▸ What you should do: Within the listing, how many lines include "Qaida"? Please answer with a bare number.
START Available records
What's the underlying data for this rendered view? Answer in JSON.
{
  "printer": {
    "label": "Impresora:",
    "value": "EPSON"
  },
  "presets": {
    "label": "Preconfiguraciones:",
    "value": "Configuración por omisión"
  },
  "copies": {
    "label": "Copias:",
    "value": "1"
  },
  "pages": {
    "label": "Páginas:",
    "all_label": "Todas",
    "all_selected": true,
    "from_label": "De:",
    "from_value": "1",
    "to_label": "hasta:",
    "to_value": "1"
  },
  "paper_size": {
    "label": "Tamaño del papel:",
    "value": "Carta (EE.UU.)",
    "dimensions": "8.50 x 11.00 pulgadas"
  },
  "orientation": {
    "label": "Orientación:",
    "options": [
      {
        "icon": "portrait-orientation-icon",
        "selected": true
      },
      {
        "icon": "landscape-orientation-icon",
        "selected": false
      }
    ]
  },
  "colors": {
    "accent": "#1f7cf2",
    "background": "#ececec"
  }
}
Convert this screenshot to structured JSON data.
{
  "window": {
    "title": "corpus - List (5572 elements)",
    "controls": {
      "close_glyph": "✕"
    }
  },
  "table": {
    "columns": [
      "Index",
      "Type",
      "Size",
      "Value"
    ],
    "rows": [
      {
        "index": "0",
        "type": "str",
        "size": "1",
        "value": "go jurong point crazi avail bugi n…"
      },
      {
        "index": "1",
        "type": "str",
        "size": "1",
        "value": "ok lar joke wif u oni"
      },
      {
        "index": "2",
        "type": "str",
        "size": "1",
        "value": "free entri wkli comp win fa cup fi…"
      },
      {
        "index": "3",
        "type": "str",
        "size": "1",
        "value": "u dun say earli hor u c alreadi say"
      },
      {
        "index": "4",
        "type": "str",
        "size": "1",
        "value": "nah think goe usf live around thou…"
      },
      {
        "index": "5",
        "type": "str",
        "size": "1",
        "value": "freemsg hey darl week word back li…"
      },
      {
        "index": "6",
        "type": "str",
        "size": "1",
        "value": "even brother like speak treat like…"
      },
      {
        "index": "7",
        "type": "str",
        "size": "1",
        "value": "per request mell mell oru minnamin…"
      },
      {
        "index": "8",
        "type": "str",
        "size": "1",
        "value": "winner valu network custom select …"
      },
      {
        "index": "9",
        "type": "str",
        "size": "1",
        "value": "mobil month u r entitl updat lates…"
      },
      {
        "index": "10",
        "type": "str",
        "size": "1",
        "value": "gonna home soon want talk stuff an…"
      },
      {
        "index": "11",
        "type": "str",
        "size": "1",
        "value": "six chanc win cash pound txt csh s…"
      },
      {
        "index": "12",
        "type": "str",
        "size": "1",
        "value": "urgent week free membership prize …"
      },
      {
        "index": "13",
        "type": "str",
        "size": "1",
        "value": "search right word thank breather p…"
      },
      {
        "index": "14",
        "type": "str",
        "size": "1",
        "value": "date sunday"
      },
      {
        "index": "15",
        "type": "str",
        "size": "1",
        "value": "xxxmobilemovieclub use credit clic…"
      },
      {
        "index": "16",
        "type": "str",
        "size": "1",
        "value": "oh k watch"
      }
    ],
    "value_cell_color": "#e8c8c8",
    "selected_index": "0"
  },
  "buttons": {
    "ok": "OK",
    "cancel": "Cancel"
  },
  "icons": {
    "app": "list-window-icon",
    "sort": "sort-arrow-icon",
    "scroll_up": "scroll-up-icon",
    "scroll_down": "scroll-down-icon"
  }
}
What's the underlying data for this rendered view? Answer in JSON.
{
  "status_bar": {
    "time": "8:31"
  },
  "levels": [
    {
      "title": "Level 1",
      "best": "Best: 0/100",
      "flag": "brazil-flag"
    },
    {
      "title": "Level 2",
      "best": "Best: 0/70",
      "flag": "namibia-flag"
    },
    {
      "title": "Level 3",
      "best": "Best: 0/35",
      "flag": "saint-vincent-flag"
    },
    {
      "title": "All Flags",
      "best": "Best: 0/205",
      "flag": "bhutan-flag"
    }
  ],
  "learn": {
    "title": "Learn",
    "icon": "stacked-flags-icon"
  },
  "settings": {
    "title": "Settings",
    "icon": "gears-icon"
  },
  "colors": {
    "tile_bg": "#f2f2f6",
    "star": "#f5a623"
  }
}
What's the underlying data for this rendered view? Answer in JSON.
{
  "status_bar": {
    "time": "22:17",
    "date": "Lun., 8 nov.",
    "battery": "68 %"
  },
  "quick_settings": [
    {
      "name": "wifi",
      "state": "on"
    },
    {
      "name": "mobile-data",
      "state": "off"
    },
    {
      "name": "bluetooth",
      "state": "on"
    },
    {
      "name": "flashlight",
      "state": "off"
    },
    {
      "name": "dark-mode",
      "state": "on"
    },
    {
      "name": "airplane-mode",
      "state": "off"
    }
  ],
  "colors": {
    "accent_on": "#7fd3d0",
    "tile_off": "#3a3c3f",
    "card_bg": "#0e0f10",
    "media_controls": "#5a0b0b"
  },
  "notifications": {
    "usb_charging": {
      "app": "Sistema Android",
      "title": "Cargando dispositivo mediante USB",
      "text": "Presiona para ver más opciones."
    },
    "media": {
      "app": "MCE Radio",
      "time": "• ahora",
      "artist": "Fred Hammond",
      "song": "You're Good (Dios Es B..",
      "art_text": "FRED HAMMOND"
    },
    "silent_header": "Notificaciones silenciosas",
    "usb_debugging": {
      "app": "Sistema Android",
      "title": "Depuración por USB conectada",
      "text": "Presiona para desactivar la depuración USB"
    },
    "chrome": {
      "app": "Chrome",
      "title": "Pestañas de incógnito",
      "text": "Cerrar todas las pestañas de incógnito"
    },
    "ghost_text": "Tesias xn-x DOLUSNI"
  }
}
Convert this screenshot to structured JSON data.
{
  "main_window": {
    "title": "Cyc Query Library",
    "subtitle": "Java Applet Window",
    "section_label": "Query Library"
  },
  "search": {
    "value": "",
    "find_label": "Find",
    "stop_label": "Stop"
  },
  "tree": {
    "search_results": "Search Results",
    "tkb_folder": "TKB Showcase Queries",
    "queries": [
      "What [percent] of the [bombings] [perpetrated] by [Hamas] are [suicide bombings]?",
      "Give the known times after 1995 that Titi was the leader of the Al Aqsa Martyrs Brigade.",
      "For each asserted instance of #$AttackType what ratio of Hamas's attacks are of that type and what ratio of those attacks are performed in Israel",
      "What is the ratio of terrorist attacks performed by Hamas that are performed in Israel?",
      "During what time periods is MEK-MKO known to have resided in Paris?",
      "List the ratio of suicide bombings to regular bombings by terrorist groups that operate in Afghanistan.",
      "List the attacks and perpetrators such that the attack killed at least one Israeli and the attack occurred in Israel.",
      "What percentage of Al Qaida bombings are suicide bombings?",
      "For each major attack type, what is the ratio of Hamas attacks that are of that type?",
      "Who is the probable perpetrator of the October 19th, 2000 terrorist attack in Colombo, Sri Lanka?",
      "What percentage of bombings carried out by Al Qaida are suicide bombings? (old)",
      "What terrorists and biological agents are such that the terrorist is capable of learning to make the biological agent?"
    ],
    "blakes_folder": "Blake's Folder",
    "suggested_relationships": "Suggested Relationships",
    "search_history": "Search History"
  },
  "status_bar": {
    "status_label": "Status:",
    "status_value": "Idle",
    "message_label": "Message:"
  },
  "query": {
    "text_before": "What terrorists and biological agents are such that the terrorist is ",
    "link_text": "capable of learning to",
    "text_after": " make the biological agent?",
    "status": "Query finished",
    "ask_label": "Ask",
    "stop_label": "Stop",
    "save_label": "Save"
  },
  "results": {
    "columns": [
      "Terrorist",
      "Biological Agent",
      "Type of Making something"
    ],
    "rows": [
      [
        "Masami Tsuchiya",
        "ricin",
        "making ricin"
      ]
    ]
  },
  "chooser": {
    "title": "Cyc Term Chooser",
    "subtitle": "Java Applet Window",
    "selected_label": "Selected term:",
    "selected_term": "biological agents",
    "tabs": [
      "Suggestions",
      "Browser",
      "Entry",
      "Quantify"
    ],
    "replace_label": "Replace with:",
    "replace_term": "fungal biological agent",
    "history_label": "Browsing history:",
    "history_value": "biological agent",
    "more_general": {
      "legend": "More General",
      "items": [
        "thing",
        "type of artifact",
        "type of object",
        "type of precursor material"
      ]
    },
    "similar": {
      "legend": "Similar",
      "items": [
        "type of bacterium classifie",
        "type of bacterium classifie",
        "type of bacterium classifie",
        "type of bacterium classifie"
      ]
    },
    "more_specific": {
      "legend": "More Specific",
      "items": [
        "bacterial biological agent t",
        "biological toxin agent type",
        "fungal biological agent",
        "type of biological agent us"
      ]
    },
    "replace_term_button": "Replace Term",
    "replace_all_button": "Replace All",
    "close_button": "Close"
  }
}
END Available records
▸ Exercise result: 2